Some people will argue today that electronica artists succeeded at making electronica “happen” only for a short while. As the 2000s dawned, it definitely felt like interest dried up and the sounds beat a hasty retreat back into the world’s bedroom setups—softened by genre subdivision, lampooned in blog house, waiting to be democratized by Soundcloud. Indie-dance may have revived these beats and beeps with a host of new names to love, yet the pioneers of the 20th century were left wanting for more than a critical thumbs-up on a new LP.
The Chemical Brothers, one of the 1990s’ great Big Beat successes, have spent this century struggling to keep up. Some of their issues are of their own making—forgettable soundtracks and mixes, and the permanent scar on their career that is “The Salmon Dance.” Some are just an unfortunate byproduct of so much technobabble out there, with albums from Come With Us to Further just not able to break the surface. All of this makes their ninth studio LP, No Geography, such a shock and pleasure.
There’s an emphasis on the duo’s older sounds and styles that on its face reads like the review I wrote about Born in the Echoes five years ago, but almost everything that didn’t work there seems to work much better here. The story goes that Tom Rowlands and Ed Simons rediscovered a cache of music-making equipment they hadn’t really used since their seminal one-two punch of Exit Planet Dust and Dig Your Own Hole. Isolating themselves with this old tech, they’ve produced an album that suggests the instrumental bang of the former merged with the squiggly psychedelics of the latter.
This ChemBros release has a focus not immediately seen in others. It supplants Exit Planet Dust as the shortest album in their catalog, and while they’re no strangers to assembling series of songs with shared elements, transitions, and BPMs, No Geography benefits greatly from continuous mixes, especially of its first three tracks. “Eve of Destruction,” “Bango,” and the title cut comprise a multi-level club in 12 minutes, traversing big-room beats, cowbell funk, vocodered acid squelch, and the group’s own screaming atmospherics. It’s a microcosm of the album: Rowlands and Simons never stay too long in one thematic place here, even making individual backing tracks a hodgepodge, but string enough familiar elements throughout to not lose the plot.

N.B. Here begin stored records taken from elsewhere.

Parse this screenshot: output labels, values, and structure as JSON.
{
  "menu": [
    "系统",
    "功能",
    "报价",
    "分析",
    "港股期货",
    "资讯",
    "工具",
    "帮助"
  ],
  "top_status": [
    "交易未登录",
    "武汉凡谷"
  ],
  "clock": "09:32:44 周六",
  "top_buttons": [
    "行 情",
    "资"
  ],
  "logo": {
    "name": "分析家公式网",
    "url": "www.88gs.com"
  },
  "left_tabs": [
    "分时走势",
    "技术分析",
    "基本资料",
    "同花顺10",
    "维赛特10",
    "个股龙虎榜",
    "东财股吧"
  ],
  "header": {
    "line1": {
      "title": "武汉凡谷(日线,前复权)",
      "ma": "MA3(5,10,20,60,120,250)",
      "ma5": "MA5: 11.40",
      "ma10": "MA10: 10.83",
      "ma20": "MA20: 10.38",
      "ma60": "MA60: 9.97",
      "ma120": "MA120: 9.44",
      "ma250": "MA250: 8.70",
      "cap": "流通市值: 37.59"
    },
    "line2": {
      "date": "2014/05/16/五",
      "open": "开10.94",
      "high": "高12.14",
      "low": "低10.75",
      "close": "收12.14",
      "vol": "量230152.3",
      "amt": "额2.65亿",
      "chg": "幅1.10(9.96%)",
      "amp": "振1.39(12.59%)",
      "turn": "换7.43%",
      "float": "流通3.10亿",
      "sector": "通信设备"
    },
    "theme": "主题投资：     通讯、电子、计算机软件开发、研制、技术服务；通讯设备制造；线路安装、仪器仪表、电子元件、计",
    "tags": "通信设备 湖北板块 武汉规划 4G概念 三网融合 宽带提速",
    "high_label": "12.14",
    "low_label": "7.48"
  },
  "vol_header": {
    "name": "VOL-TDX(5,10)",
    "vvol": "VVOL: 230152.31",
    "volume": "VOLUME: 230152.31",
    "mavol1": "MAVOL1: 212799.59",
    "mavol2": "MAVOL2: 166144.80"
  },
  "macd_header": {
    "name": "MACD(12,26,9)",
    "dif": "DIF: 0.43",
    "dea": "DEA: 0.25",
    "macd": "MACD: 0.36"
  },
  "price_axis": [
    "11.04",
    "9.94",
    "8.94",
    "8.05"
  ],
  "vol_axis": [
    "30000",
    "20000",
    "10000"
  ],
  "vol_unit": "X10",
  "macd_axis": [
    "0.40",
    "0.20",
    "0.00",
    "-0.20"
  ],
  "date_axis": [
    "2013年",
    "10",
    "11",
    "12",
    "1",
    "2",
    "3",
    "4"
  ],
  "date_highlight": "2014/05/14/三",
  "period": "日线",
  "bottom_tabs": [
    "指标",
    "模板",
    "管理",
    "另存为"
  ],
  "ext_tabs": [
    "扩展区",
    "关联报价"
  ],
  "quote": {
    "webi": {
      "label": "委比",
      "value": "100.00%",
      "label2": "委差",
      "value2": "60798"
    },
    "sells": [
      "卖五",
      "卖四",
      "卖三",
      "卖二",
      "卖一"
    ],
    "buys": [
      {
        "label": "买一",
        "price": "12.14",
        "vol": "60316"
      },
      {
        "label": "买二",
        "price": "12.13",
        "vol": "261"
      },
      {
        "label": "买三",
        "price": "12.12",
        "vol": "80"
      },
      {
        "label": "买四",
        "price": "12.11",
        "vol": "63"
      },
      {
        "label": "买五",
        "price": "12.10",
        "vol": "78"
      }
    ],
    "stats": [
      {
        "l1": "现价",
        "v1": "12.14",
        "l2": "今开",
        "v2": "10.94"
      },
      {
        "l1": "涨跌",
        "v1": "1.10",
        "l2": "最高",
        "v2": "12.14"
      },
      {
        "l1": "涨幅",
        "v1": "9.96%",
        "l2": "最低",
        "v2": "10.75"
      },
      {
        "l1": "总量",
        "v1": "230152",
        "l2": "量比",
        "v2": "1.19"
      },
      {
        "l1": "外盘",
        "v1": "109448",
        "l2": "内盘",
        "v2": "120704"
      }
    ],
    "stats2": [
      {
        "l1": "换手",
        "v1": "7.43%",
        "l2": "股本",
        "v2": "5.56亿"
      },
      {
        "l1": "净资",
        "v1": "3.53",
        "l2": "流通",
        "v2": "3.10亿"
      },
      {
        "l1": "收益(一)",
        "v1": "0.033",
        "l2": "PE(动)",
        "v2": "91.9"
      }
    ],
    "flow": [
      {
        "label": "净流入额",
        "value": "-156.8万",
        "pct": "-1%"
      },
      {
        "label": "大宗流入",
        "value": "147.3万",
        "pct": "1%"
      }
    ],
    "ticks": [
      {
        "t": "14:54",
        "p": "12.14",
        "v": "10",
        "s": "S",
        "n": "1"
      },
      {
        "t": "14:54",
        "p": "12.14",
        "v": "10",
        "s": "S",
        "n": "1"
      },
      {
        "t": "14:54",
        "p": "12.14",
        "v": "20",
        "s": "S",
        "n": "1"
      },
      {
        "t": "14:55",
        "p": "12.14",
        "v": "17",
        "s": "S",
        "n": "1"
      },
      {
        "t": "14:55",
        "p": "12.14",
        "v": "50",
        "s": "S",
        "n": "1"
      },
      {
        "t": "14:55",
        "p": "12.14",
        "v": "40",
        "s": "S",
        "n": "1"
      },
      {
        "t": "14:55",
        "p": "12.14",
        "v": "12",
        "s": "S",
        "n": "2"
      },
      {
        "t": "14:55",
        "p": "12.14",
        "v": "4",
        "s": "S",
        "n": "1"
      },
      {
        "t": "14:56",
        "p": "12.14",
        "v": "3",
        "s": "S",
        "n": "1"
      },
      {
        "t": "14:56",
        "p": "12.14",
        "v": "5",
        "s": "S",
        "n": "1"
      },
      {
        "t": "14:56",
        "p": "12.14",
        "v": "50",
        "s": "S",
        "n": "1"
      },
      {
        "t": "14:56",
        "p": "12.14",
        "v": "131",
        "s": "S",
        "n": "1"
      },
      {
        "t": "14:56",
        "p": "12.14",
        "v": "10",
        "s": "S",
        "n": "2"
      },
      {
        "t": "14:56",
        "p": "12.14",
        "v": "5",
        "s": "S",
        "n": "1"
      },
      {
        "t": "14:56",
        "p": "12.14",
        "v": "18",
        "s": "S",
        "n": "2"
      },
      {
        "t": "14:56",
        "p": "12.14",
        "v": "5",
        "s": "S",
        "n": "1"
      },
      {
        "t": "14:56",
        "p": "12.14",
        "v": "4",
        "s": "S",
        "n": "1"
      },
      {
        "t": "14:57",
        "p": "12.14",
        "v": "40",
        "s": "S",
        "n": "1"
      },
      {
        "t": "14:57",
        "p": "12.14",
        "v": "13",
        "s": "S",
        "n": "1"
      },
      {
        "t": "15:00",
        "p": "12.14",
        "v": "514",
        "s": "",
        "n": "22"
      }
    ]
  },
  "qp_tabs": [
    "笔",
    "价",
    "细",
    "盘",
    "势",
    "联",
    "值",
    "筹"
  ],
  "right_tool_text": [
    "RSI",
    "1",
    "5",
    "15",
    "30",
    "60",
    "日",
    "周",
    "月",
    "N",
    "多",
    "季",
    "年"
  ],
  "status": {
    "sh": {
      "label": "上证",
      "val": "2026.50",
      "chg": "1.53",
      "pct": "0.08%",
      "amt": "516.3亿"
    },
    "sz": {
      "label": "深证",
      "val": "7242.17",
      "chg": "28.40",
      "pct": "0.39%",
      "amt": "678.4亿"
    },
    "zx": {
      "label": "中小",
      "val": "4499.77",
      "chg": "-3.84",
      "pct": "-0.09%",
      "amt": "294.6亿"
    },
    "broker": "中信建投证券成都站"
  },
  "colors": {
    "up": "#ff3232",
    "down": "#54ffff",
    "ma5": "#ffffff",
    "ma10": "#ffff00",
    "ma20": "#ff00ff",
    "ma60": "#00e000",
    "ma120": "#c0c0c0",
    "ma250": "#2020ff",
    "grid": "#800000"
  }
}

There’s also a clear embrace of disco, soul, and R&B on this album, even if they get twisted to The Chemical Brothers’ own sinister ends. High-tech roller skating jams hide creepy Blade Runner interludes, and what you think could be Avalanches-style positivity descends into methodical, minor-key territory once haunted by The Prodigy. “Mad as Hell” is this album’s “Elektrobank,” with a well-defined El Coco sample replacing weirdo rap as the hook over strong-style buzzing and beeping from Simons and Rowlands.
My only serious issue with this album is with its vocals. Very few of the Chemicals’ guest voices and sampled hooks have ever risen to the level of greatness, but it really says something that most of the vocals on No Geography—many supplied by Norwegian singer Aurora—are actively irritating at first blush. It also says something more important that, if you give this album the benefit of a few listens, the instrumentals will push that problem well off to the side. They’re relentless and jittery and succinct in a manner we haven’t heard in years, and they’re that good. Cynical critics might tell you The Chemical Brothers returning to old formulas means they have nothing left to say. I submit that No Geography can remind people why they fell in love with the band’s sound in the first place.